Tsunamis typically don’t strike once. There are usually many cycles of a tsunami that are spaced out over time. Some can go on for a few days.
If you go down by accident, you could get caught up in a second or third wave. This is why it’s vital to keep dry and high for a specific period. But when making your judgment of when to go back down, it’s also imperative to be really cautious with warnings and warning systems. It has been reported that the death toll for the 2004 Sumatra tsunami was due to a bad tsunami warning system. Folks just weren’t ready for the onslaught.
In recent years, developing nations dealing with tsunamis have suffered from the effects of thieves and vandals tampering with and destroying systems that will alert authorities about an upcoming tsunami.
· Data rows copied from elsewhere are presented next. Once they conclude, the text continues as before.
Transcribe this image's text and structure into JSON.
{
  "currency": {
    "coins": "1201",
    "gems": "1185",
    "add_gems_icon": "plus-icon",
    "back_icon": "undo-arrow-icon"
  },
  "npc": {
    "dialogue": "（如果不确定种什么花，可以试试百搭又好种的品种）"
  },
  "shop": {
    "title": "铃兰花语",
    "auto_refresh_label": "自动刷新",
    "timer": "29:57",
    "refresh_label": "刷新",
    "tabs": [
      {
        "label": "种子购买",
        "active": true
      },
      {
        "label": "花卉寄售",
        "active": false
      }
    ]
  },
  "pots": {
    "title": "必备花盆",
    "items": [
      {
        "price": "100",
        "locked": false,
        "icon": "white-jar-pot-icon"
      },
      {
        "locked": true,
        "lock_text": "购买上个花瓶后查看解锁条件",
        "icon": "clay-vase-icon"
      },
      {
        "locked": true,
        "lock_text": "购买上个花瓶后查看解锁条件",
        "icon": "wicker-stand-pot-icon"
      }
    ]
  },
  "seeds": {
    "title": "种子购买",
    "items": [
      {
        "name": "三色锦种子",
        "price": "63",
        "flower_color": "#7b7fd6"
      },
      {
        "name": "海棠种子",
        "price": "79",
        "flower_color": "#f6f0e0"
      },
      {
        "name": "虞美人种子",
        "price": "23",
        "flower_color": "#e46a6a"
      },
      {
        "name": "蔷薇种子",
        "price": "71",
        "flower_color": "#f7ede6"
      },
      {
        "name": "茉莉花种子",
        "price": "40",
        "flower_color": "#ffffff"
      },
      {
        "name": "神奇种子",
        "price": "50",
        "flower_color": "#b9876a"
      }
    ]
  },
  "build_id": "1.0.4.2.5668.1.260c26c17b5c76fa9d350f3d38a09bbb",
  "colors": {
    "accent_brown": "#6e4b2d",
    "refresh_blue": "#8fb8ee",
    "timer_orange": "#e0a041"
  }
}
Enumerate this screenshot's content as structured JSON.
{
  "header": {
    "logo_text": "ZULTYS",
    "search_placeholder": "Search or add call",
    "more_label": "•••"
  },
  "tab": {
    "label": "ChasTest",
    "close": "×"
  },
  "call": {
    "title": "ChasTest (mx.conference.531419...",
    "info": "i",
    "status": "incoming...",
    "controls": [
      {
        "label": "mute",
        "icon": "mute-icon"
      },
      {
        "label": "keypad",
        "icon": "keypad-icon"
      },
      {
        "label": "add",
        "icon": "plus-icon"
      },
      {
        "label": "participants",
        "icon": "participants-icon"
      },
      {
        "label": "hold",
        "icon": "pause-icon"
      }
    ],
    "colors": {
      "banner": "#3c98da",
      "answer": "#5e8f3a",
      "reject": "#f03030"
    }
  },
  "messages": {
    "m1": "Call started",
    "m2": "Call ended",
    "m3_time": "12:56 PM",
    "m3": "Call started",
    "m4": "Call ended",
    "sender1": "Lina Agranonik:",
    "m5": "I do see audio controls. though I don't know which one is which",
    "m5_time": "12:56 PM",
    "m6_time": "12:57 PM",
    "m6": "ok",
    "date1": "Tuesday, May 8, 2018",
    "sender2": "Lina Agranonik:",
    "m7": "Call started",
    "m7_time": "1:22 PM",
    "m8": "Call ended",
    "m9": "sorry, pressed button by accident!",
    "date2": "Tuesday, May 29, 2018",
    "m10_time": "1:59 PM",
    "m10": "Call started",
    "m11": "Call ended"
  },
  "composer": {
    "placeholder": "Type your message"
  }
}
Kirk says that in some cases, authorities have provided radio broadcasts giving an all-clear for folks to descend from the hill, only to be hit by a second, third or fourth wave. Again, the mantra here is to be very cautious when making a decision about when to descend. Pay attention to alerts but be cautious with the “all-clear.”
Know the topography of your destination
It’s vital to know not only the tsunami history of the place you are traveling to but the topography as well. Villages located at low sea level will get damaged by a tsunami, whereas villages located in deeper water areas aren’t as affected. This information can be crucial to your action plan if a tsunami appears.
Know the locals and authorities
It’s important to make an attempt, even over language barriers, to speak to locals of the area you are residing in, about what systems and infrastructure is put in place to deal with a tsunami.
Thankfully, there are a host of things you can do to be safe during a tsunami. By preparing, being aware, and relocating to a safe location during the occurrence, you’ll be way more likely to survive a tsunami.